The magazine also hosts the Westword Mastermind Awards to recognize and support local figures who are changing the cultural landscape of Denver with cash grants.
The Colorado Sun is a scrappy newcomer to the state’s journalistic scene, and is fueled by a digital only business model and led by ten ambitious former Denver Post employees. Aimed at providing in-depth coverage of news from around the state, the digital paper was launched with funds from blockchain venture capitalists and a Kickstarter campaign.

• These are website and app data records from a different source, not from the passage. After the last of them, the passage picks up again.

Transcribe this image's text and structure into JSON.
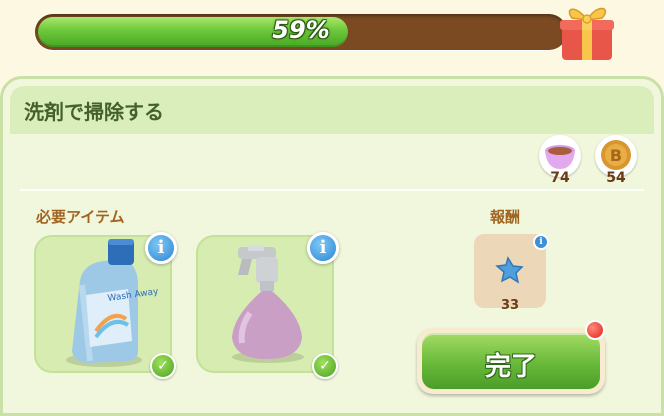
{
  "progress": {
    "percent": 59,
    "label": "59%"
  },
  "task": {
    "title": "洗剤で掃除する"
  },
  "currencies": [
    {
      "icon": "teacup-icon",
      "value": "74"
    },
    {
      "icon": "coin-icon",
      "value": "54"
    }
  ],
  "required": {
    "label": "必要アイテム",
    "items": [
      {
        "icon": "detergent-bottle-icon",
        "bottle_text": "Wash Away"
      },
      {
        "icon": "spray-bottle-icon"
      }
    ]
  },
  "reward": {
    "label": "報酬",
    "icon": "blue-star-icon",
    "count": "33"
  },
  "complete_button": {
    "label": "完了"
  },
  "colors": {
    "progress_green": "#6cc73a",
    "progress_track": "#7b4a22",
    "panel_bg": "#f1f7dc",
    "accent_brown": "#a06420"
  }
}
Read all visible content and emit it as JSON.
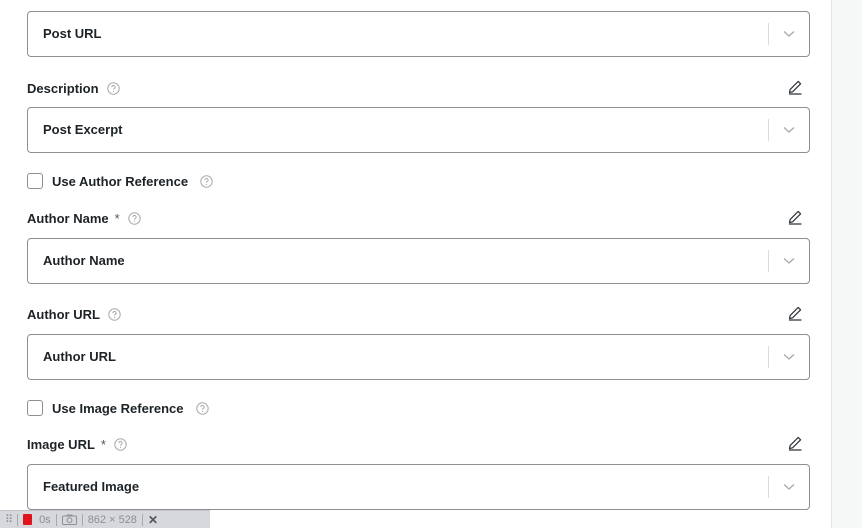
{
  "fields": {
    "post_url_select": "Post URL",
    "description_label": "Description",
    "description_select": "Post Excerpt",
    "use_author_reference": "Use Author Reference",
    "author_name_label": "Author Name",
    "required_mark": "*",
    "author_name_select": "Author Name",
    "author_url_label": "Author URL",
    "author_url_select": "Author URL",
    "use_image_reference": "Use Image Reference",
    "image_url_label": "Image URL",
    "image_url_select": "Featured Image"
  },
  "devbar": {
    "timer": "0s",
    "dimensions": "862 × 528"
  }
}
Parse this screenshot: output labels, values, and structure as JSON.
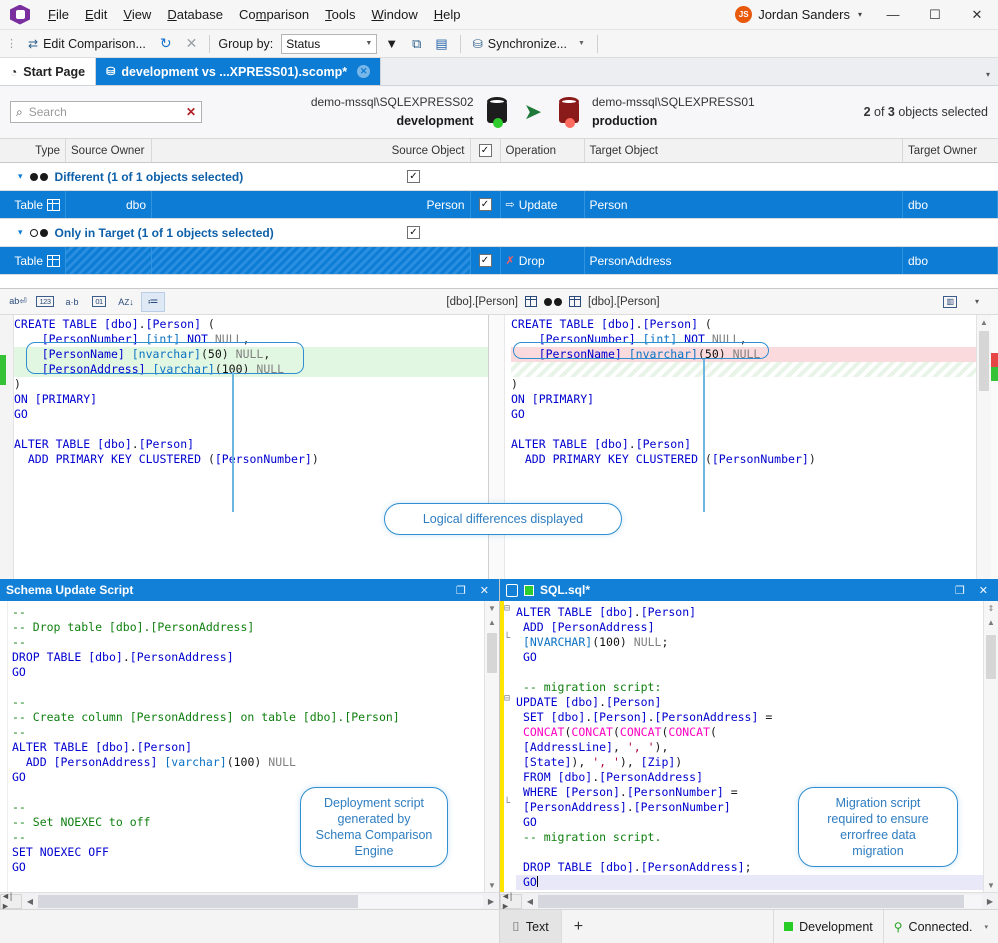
{
  "menu": {
    "items": [
      "File",
      "Edit",
      "View",
      "Database",
      "Comparison",
      "Tools",
      "Window",
      "Help"
    ],
    "user": {
      "initials": "JS",
      "name": "Jordan Sanders"
    },
    "window_buttons": {
      "minimize": "—",
      "maximize": "☐",
      "close": "✕"
    }
  },
  "toolbar": {
    "edit_comparison": "Edit Comparison...",
    "refresh_icon": "refresh-icon",
    "stop_icon": "stop-icon",
    "group_by_label": "Group by:",
    "group_by_value": "Status",
    "filter_icon": "filter-icon",
    "compare_icon": "compare-icon",
    "report_icon": "report-icon",
    "synchronize": "Synchronize...",
    "synchronize_caret": "▾"
  },
  "tabs": [
    {
      "label": "Start Page",
      "icon": "start-page-icon",
      "active": false,
      "closable": false
    },
    {
      "label": "development vs ...XPRESS01).scomp*",
      "icon": "comparison-icon",
      "active": true,
      "closable": true
    }
  ],
  "tab_overflow": "▾",
  "comparison_header": {
    "search_placeholder": "Search",
    "search_value": "",
    "search_clear": "✕",
    "source": {
      "server": "demo-mssql\\SQLEXPRESS02",
      "database": "development",
      "color": "#1d1d1d",
      "status_color": "#2ecc2e"
    },
    "target": {
      "server": "demo-mssql\\SQLEXPRESS01",
      "database": "production",
      "color": "#8b1a1a",
      "status_color": "#ff6b5e"
    },
    "arrow": "➤",
    "selection_count": {
      "selected": "2",
      "of": "of",
      "total": "3",
      "suffix": "objects selected"
    }
  },
  "grid": {
    "columns": [
      "Type",
      "Source Owner",
      "Source Object",
      "",
      "Operation",
      "Target Object",
      "Target Owner"
    ],
    "header_checkbox": "✓",
    "rows": [
      {
        "kind": "group",
        "expander": "▾",
        "dots": "filled-filled",
        "label": "Different (1 of 1 objects selected)",
        "checked": "✓"
      },
      {
        "kind": "object",
        "selected": true,
        "type": "Table",
        "source_owner": "dbo",
        "source_object": "Person",
        "checked": "✓",
        "operation": "Update",
        "operation_icon": "update-arrow-icon",
        "target_object": "Person",
        "target_owner": "dbo"
      },
      {
        "kind": "group",
        "expander": "▾",
        "dots": "empty-filled",
        "label": "Only in Target (1 of 1 objects selected)",
        "checked": "✓"
      },
      {
        "kind": "object",
        "selected": true,
        "type": "Table",
        "source_owner": "",
        "source_object": "",
        "checked": "✓",
        "operation": "Drop",
        "operation_icon": "drop-x-icon",
        "target_object": "PersonAddress",
        "target_owner": "dbo"
      }
    ]
  },
  "diff_toolbar": {
    "buttons": [
      {
        "name": "ignore-case-icon",
        "glyph": "ab"
      },
      {
        "name": "show-numbers-icon",
        "glyph": "123"
      },
      {
        "name": "whitespace-icon",
        "glyph": "a·b"
      },
      {
        "name": "hex-icon",
        "glyph": "01"
      },
      {
        "name": "sort-icon",
        "glyph": "AZ"
      },
      {
        "name": "indent-icon",
        "glyph": "≔",
        "active": true
      }
    ],
    "source_object": "[dbo].[Person]",
    "target_object": "[dbo].[Person]",
    "grid-view-icon": "grid-view-icon",
    "overflow": "▾"
  },
  "diff": {
    "left_lines": [
      {
        "t": "CREATE TABLE [dbo].[Person] ("
      },
      {
        "t": "    [PersonNumber] [int] NOT NULL,"
      },
      {
        "t": "    [PersonName] [nvarchar](50) NULL,",
        "hl": "green"
      },
      {
        "t": "    [PersonAddress] [varchar](100) NULL",
        "hl": "green"
      },
      {
        "t": ")"
      },
      {
        "t": "ON [PRIMARY]"
      },
      {
        "t": "GO"
      },
      {
        "t": ""
      },
      {
        "t": "ALTER TABLE [dbo].[Person]"
      },
      {
        "t": "  ADD PRIMARY KEY CLUSTERED ([PersonNumber])"
      }
    ],
    "right_lines": [
      {
        "t": "CREATE TABLE [dbo].[Person] ("
      },
      {
        "t": "    [PersonNumber] [int] NOT NULL,"
      },
      {
        "t": "    [PersonName] [nvarchar](50) NULL",
        "hl": "pink"
      },
      {
        "t": "",
        "hl": "hatch"
      },
      {
        "t": ")"
      },
      {
        "t": "ON [PRIMARY]"
      },
      {
        "t": "GO"
      },
      {
        "t": ""
      },
      {
        "t": "ALTER TABLE [dbo].[Person]"
      },
      {
        "t": "  ADD PRIMARY KEY CLUSTERED ([PersonNumber])"
      }
    ],
    "callout": "Logical differences displayed"
  },
  "schema_update_panel": {
    "title": "Schema Update Script",
    "restore_icon": "restore-icon",
    "close_icon": "close-icon",
    "lines": [
      "--",
      "-- Drop table [dbo].[PersonAddress]",
      "--",
      "DROP TABLE [dbo].[PersonAddress]",
      "GO",
      "",
      "--",
      "-- Create column [PersonAddress] on table [dbo].[Person]",
      "--",
      "ALTER TABLE [dbo].[Person]",
      "  ADD [PersonAddress] [varchar](100) NULL",
      "GO",
      "",
      "--",
      "-- Set NOEXEC to off",
      "--",
      "SET NOEXEC OFF",
      "GO"
    ],
    "callout": "Deployment script generated by Schema Comparison Engine"
  },
  "sql_panel": {
    "title": "SQL.sql*",
    "file_icon": "sql-file-icon",
    "status_icon": "green-square-icon",
    "restore_icon": "restore-icon",
    "close_icon": "close-icon",
    "lines": [
      "ALTER TABLE [dbo].[Person]",
      " ADD [PersonAddress]",
      " [NVARCHAR](100) NULL;",
      " GO",
      "",
      " -- migration script:",
      "UPDATE [dbo].[Person]",
      " SET [dbo].[Person].[PersonAddress] =",
      " CONCAT(CONCAT(CONCAT(CONCAT(",
      " [AddressLine], ', '),",
      " [State]), ', '), [Zip])",
      " FROM [dbo].[PersonAddress]",
      " WHERE [Person].[PersonNumber] =",
      " [PersonAddress].[PersonNumber]",
      " GO",
      " -- migration script.",
      "",
      " DROP TABLE [dbo].[PersonAddress];",
      " GO"
    ],
    "callout": "Migration script required to ensure errorfree data migration"
  },
  "statusbar": {
    "text_tab": "Text",
    "text_tab_icon": "text-tab-icon",
    "add_tab": "+",
    "environment": "Development",
    "environment_color": "#27cc27",
    "connection": "Connected.",
    "connection_icon": "plug-icon",
    "connection_caret": "▾"
  },
  "scrollbars": {
    "left_arrow": "◀",
    "right_arrow": "▶",
    "up_arrow": "▲",
    "down_arrow": "▼",
    "split_icon": "split-icon"
  }
}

Unlike traditional newspapers, the Colorado Sun is funded entirely through paid subscriptions. Though it’s still early days for this publication, its tenacity, intrepid business model, and lean staff seems like it’s already paying off. As of August 2020, the paper’s newsletters boasted more than 100,000 subscribers, with 11,000 paying members.
Founded in 1890, this Boulder-based newspaper has gone through multiple name changes over the years, such as the Boulder Camera, the Boulder Daily Camera, the Daily Camera, the Camera, and then the Daily Camera again which is its current moniker. Along with the numerous name changes, ownership of the paper has changed over the years as well.
The Daily Camera provides news coverage of Boulder and the surrounding areas. You’ll find stories in this paper on topics ranging from local gun control legislation to coverage on the Boulder International Film Festival to local ecotourism. As Boulder’s influence and size continues to expand, so does the journalistic role of this award-winning newspaper.
The Daily Sentinel
As western Colorado’s largest newspaper, the Grand Junction Daily Sentinel has been in circulation for nearly 130 years. In tandem with its website, the paper offers local, state, and international news coverage. It’s based in downtown Grand Junction.
Ownership of the publication stayed within the same family until 1970 when it was transferred to an employee before being sold to Cox Media nine years later. In 2009, the newspaper was sold to the Kansas-based Seaton Publishing Co. The Grand Junction Daily Sentinel has won various awards throughout the 2000’s for its journalism, photography, and advertisements.
The Pueblo Chieftain
Founded in 1868, the Pueblo Chieftain is one of the state’s oldest and longest running newspapers. Its serves the community of Pueblo and the rest of southern Colorado. From covering the Pueblo Flood of 1921 to the decline of the area’s local steel industry, the paper has been a crucial source of local news for southern Colorado for more than 150 years.
Those are among the state’s most touted news publications. There are dozens others, between small town and county newspapers to magazines such as 5280 and 303 Magazine.